INFO: $40/person to cross Mowachaht tribal land.
MASTER THE TIDES
• A tide table is indispensable for coastal hikes, where unforeseen high water may trap you short of a campsite or imperil your group with breaking waves.
• Don’t rely on the tide chart from the nearest harbor—the time and height of tides may vary dramatically along a coastline. Before your hike, inquire locally about variation.
• Most of the world’s tides are semidiurnal, with two highs and two lows, about the same height, on a given day. But not everywhere. Along Nootka Island in British Columbia, for example, the two daily lows may vary by five feet or more.
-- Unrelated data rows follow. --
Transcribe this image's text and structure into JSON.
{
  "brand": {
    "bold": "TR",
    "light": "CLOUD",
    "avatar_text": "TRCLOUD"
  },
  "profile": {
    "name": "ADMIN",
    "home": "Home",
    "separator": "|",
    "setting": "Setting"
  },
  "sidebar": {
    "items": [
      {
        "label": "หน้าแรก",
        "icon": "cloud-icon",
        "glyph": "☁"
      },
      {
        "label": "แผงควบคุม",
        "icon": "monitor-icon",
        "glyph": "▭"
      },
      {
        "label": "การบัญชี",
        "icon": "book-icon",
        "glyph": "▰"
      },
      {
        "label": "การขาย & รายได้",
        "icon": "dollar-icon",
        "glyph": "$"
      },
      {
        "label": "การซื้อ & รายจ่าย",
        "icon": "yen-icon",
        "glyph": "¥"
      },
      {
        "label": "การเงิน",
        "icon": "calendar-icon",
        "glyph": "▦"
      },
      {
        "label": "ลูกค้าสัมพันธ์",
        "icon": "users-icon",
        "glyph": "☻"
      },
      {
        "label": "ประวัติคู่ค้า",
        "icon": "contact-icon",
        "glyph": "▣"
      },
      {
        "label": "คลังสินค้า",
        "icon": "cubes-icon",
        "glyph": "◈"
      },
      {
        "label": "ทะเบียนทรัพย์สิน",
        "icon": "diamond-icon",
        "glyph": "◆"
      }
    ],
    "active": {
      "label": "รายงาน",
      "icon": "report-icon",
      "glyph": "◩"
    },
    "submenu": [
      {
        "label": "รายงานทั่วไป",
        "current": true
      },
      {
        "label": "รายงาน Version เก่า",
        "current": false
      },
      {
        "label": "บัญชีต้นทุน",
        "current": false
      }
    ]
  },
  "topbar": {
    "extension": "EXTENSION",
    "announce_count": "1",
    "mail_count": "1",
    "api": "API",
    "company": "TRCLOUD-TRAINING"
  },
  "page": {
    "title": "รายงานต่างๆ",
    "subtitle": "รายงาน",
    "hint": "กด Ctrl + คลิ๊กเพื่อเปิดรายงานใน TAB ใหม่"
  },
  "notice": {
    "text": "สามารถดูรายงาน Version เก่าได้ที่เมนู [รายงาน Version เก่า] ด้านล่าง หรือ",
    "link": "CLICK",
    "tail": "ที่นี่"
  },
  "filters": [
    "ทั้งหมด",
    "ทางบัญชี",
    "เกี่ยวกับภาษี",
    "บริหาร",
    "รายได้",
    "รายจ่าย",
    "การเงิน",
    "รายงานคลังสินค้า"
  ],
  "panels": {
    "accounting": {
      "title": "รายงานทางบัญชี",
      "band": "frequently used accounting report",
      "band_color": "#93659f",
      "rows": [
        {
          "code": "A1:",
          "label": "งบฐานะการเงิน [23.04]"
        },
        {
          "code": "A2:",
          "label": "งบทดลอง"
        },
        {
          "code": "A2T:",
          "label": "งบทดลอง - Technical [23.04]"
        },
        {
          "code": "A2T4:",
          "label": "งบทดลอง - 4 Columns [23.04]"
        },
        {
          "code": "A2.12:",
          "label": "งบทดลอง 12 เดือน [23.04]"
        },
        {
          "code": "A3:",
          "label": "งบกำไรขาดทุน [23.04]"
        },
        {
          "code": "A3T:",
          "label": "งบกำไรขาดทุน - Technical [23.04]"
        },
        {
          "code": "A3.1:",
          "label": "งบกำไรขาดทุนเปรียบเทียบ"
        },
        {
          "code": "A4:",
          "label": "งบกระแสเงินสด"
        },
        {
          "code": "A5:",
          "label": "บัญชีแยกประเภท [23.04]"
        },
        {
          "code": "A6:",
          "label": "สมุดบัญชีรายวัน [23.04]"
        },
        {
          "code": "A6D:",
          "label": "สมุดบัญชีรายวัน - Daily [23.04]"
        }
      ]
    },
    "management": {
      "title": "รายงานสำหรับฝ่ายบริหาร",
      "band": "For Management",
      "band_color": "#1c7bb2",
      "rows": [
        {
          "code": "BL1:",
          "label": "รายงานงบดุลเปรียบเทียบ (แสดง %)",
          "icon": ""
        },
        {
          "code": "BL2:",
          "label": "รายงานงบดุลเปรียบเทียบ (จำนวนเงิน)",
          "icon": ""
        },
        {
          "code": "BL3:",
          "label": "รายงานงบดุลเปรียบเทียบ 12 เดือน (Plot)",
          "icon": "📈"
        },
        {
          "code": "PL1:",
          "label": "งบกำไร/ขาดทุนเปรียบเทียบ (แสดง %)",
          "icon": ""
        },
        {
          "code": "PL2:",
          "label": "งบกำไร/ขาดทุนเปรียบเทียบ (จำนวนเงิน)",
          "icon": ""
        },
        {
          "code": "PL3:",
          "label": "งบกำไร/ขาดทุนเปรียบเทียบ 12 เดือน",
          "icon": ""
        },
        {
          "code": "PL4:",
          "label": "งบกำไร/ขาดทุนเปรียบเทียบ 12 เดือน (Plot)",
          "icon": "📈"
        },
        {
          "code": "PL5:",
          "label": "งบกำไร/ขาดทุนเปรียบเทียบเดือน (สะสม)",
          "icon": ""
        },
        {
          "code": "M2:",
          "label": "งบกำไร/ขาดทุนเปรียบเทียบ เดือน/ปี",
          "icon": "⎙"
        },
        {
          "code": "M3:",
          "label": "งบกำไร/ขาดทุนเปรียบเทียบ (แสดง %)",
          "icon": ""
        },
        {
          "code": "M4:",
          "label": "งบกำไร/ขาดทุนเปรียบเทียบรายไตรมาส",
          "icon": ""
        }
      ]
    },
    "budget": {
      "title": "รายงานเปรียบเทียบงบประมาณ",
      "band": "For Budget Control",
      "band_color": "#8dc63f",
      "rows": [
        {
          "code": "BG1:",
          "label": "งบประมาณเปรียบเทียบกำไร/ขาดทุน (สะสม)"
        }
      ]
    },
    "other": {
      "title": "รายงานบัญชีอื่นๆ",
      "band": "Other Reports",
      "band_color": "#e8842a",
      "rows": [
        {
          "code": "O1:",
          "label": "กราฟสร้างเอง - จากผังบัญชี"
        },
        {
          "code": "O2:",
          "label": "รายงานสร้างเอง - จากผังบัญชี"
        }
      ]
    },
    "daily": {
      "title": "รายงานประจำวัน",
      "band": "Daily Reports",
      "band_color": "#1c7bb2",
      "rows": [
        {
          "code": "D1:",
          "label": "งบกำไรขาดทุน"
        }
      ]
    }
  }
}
You may need the lower low tide to pass a stormy headland.
• The highest water (spring tides) occur around the new and full moon; the lowest (neap ties) are near the half moon.
• The time of high and low water advances about 50 minutes every day. If high tide is at 1 p.m. on Tuesday, it will be about 1:50 p.m. on Wednesday and 4:20 p.m. on Saturday.
• If in doubt, hike past a wave-threatened headland during an outgoing tide.
-Text by John Harlin III and Dougald MacDonald
-Mapped by John Harlin III